[viii] “Why ... was I born a woman, to be scorned by men in words and deeds? I ask myself this question in solitude. ... Your unfairness in not writing to me has caused me much suffering, that there could be no greater suffering. ... You yourself said there was no goal I could not achieve. But now that nothing has turned out as it should have, my joy has given way to sorrow. ... For they jeer at me throughout the city, the women mock me.” (Isotta Nogarola [1418-1466], Italian humanist and intellectual, from a 1437 letter to the philosopher Guarino da Verona)
[ix] “Peasant witchcraft in Europe, Tantrism in Bengal, Quakers in England, Tachikawa-ryu in Japan, Ch’an (Zen) in China. These are all outcroppings of the Great Subculture which runs underground all through history. This is the tradition that runs without break from Paleo-Siberian Shamanism and Magdelenian cave-painting; through megaliths and Mysteries, astronomers, ritualists, alchemists and Albigensains; Gnostics and vagantes, right down to Golden Gate Park.” (G. Snyder, Earth House Hold)

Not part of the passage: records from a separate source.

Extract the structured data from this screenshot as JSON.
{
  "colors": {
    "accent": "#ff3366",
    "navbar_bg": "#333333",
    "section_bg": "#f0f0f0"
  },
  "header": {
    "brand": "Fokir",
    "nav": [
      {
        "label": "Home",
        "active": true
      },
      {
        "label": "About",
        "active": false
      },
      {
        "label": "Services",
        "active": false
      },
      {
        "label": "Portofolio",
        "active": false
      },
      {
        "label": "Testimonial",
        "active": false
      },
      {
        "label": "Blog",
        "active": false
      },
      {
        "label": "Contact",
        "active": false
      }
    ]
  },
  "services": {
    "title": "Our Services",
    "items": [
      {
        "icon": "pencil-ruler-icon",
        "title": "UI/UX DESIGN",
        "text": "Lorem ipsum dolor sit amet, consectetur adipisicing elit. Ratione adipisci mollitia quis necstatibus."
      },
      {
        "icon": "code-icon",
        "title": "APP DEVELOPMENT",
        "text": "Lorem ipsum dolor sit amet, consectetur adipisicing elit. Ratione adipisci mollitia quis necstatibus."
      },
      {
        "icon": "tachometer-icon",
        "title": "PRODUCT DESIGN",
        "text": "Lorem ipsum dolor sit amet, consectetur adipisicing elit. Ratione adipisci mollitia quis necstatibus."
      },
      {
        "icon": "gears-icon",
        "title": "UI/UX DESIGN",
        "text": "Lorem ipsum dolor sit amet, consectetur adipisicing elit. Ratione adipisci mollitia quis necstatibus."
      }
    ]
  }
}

[x] “Poetry is a rival government always in opposition to its cruder replicas.” (William Carlos Williams) Or Anne Waldman on the figure of “the outrider” as a still more engaged subterranean force or presence: “The Outrider holds a premise of imaginative consciousness. The Outrider rides the edge — parallel to the mainstream, is the shadow to the mainstream, is the consciousness or soul of the mainstream whether it recognizes its existence or not. It cannot be co-opted, it cannot be bought. Or rides through the chaos, maintaining a stance of ‘negative capability’, but also does not give up that projective drive, or its original identity that demands that it intervene on the culture. This is not about being an Outsider. The Outrider might be an outlaw, but not an outsider. Rather, the outrider is a kind of shaman, the true spiritual ‘insider’. The shaman travels to zones of light and shadow. The shaman travels to edges of madness and death and comes back to tell the stories.” (From the essay “Premises of Consciousness: Notes on Howl”) And John Bloomberg-Rissman: “I don’t want to be anybody’s legislator / unacknowledged or otherwise / I just want to look ‘em in the eye and say ‘yo!’”
[xi] “Dada is a state of mind. That is why it transforms itself according to races and events. Dada applies itself to everything, and yet it is nothing, it is the point where the yes and the no and all the opposites meet, not solemnly in the castles of human philosophies, but very simply at street corners, like dogs and grasshoppers.” (T. Tzara, “Lecture on Dada” , tr. Robert Motherwell)
[xii] “ … when its graph will expand with unparalleled volume and regularity, we may hope that the mysteries which really are not will give way to the great Mystery. I believe in the future resolution of these two states, dream and reality, which are seemingly so contradictory, into a kind of absolute reality, a surreality, if one may so speak. It is in quest of this Surreality that I am going, certain not to find it but too unmindful of my death not to calculate to some slight degree the joys of its possession.” (A. Breton, in Manifesto of Surrealism)
[xiii] In the grand collage signs flash green against blue, black against white, red against yellow. Enlarged pupils of the emerging doctrine attend the hidden teacher of the increasing sound.
And all the signs rime.
Robert Duncan, Bending the Bow
Or again: “In the poem this very lighted room is dark, and the dark alight with love’s intentions. It is striving to come into existence … a poetry of all poetries, grand collage, I name It, having only the immediate event of words to speak for it. In the room we, aware or unaware, are the event of ourselves in It.”